But the Huskies could not withstand a ferocious Panther comeback, as Pitt’s 6-foot-3 senior quarterback Bill Stull hit on a couple of 26-yard scoring passes, as well as a two-point conversion, to tie the score midway through the fourth quarter.
Both Pitt touchdowns were similar, in the sense the catch was made in the end zone by a wide receiver (or in the case of Pittsburgh, maybe the position should be named “tall receiver”: split end Jonathan Baldwin, who caught the second TD pass, stands at 6-foot-5, flanker Oderick Turner is 6-3 and tight end Dorin Dickenson, who caught the first TD pass, is 6-foot-2).
The one notable difference was that on the first TD, there were three UConn defenders futilely trailing the play while on the second score, the receiver was all alone in the end zone.
But blame for this second late-game meltdown of 2009 surely can’t be placed solely on the defense which, oh by the way, scored six points on a 20-yard interception return by Robert Vaughn to give UConn a 14-3 lead early in the second quarter. Give linebacker Greg Lloyd a big assist on that TD since his incessant pursuit on the play forced Stull into a hurried throw.
That was Vaughn’s second interception of the game, the first one coming in the Panther end zone with Connecticut nursing a 7-3 lead in the first quarter.
Those two picks made Vaughn an easy pick as Big East Defensive Player of the Week, an annoucement made by the league on Monday [Oct. 12]. The two interceptions raised his collegiate total to an even dozen, allowing him to remain the leader among active Big East players and fourth among active Bowl Subdivision players.
Hutchins’s game-winner earned him Big East Special Teams Player of the Week honors.
Hutchins had given Pitt an early 3-0 lead but UConn answered with a 79-yard bomb from Cody Endres to a wide-open Marcus Easley who caught the ball in stride at midfield and ran to pay-dirt.
For Easley, a senior from Stratford, it was a banner day, as the wide receiver chalked up 100 yards and notched his first collegiate score.
That 79-yarder helped Endres end up with 197 passing yards against Pitt on a 17-for-23 performance with three sacks.
One of those sacks was huge, according to Edsall, since it resulted in a lost fumble on a third-and-six at the Pitt 11-yard-line, most likely a gimme for UConn kicker Dave Teggart.
Edsall said that Endres should have gotten rid of the ball out of bounds rather than take the sack in that situation and preserved the field goal attempt.
“I should have thrown it away,” Endres said after the game.
He said the Pitt defense stepped up the pressure in the second half, especially in the fourth quarter, when UConn had possession of the ball for only two minutes and 39 seconds.

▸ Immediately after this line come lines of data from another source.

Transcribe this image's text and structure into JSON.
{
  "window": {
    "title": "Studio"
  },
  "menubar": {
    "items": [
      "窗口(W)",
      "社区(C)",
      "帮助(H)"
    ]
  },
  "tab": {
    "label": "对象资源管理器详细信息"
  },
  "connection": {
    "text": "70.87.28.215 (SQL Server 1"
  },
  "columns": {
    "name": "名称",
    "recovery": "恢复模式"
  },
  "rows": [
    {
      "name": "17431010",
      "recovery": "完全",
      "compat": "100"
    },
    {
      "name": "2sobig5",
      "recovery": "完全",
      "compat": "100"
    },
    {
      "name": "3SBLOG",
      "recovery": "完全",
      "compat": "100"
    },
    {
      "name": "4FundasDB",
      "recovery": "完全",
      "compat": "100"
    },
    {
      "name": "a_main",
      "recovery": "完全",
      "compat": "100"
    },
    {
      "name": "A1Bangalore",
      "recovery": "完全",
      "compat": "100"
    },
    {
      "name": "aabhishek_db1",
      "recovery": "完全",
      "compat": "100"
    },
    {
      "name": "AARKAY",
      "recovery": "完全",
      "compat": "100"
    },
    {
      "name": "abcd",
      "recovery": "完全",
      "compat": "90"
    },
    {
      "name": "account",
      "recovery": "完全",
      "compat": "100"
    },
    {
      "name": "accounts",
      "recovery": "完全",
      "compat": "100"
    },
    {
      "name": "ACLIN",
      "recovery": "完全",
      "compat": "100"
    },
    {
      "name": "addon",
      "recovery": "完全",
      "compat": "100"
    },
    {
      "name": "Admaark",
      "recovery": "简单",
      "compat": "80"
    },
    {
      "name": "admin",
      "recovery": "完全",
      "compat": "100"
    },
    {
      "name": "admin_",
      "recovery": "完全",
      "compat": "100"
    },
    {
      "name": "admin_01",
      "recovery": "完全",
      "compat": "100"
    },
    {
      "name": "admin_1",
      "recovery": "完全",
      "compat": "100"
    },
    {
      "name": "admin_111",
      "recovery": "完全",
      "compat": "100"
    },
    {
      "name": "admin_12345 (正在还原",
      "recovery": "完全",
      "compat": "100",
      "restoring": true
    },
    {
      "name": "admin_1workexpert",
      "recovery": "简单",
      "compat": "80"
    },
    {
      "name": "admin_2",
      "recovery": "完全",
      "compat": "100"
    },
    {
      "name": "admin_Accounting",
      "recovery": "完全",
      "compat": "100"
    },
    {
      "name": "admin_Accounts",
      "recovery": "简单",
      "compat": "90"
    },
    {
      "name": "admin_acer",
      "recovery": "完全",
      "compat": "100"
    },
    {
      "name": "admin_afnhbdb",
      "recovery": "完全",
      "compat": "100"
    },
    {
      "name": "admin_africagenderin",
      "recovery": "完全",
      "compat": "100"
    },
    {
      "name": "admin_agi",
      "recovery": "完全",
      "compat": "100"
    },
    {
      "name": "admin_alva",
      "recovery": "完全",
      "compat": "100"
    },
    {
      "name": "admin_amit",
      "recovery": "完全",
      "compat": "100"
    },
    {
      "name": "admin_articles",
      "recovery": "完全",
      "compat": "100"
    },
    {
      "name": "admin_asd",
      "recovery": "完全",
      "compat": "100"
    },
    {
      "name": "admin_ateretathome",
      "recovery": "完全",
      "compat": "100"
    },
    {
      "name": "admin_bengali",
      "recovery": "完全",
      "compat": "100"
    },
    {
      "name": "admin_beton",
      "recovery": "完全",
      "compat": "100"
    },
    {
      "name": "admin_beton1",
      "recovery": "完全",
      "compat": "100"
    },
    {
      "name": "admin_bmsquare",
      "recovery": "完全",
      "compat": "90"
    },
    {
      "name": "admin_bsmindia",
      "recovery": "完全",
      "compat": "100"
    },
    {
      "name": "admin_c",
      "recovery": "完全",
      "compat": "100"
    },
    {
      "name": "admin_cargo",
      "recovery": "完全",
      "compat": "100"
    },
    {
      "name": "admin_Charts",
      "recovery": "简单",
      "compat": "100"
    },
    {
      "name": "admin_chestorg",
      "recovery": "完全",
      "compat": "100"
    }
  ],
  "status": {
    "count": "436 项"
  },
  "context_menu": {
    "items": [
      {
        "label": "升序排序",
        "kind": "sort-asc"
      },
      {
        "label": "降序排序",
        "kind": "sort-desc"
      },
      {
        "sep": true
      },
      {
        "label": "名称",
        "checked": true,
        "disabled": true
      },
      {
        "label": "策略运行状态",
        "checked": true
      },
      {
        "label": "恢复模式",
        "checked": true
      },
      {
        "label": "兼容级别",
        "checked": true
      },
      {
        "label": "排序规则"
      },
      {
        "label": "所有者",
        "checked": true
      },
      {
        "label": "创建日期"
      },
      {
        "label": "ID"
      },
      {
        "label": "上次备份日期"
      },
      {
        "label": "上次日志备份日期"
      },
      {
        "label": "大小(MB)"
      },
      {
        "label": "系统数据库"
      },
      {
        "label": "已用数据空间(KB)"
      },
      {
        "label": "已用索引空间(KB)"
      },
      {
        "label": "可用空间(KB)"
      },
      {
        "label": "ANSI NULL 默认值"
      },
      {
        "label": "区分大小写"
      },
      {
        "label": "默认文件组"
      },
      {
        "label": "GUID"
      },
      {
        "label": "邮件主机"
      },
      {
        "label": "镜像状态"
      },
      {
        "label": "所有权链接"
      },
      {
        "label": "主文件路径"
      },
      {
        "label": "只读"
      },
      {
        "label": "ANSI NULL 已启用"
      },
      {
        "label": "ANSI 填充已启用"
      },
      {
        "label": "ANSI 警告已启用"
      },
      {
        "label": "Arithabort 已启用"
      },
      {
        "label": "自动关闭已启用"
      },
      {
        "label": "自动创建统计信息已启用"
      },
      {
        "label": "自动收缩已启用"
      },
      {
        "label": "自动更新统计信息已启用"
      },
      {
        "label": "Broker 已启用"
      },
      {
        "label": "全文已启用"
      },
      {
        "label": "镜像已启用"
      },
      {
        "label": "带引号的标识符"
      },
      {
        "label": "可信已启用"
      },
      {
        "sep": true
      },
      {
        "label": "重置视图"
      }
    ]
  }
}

“We’ve got to help our defense stay off the field” late in the game, Dixon said. “If we constantly go three-and-out, the defense is going to always be [playing] tired.”
Dixon was not pointing fingers at either unit for the loss, calling it a “collective effort” that resulted in a tough loss and a feeling of “disappointment” in the UConn locker room.
“It did mimic the North Carolina game a little bit,” Endres said. “We’ve got to work on finishing our games,” he said.
“When you’re up on a team [late in the game] like that, you’ve got to stick a dagger in them,”
Dixon said. “And then when you don’t stick that dagger in….”
Could be UConn needs some advice from that dagger-sticker extraordinaire from Fenway.
Posted Oct. 10, 2009
Five YouTube clips (by Vito J. Leo) of Coach Edsall’s post-game press conference, with a brief description of the content above the link.
“We’re not the same team as we were a year ago.”
“We needed to execute better in the fourth quarter.”
“We needed to make plays at the end of the game.”
“Some of the tackling angles we took weren’t good.”
“Cody endres should have thrown the ball away.”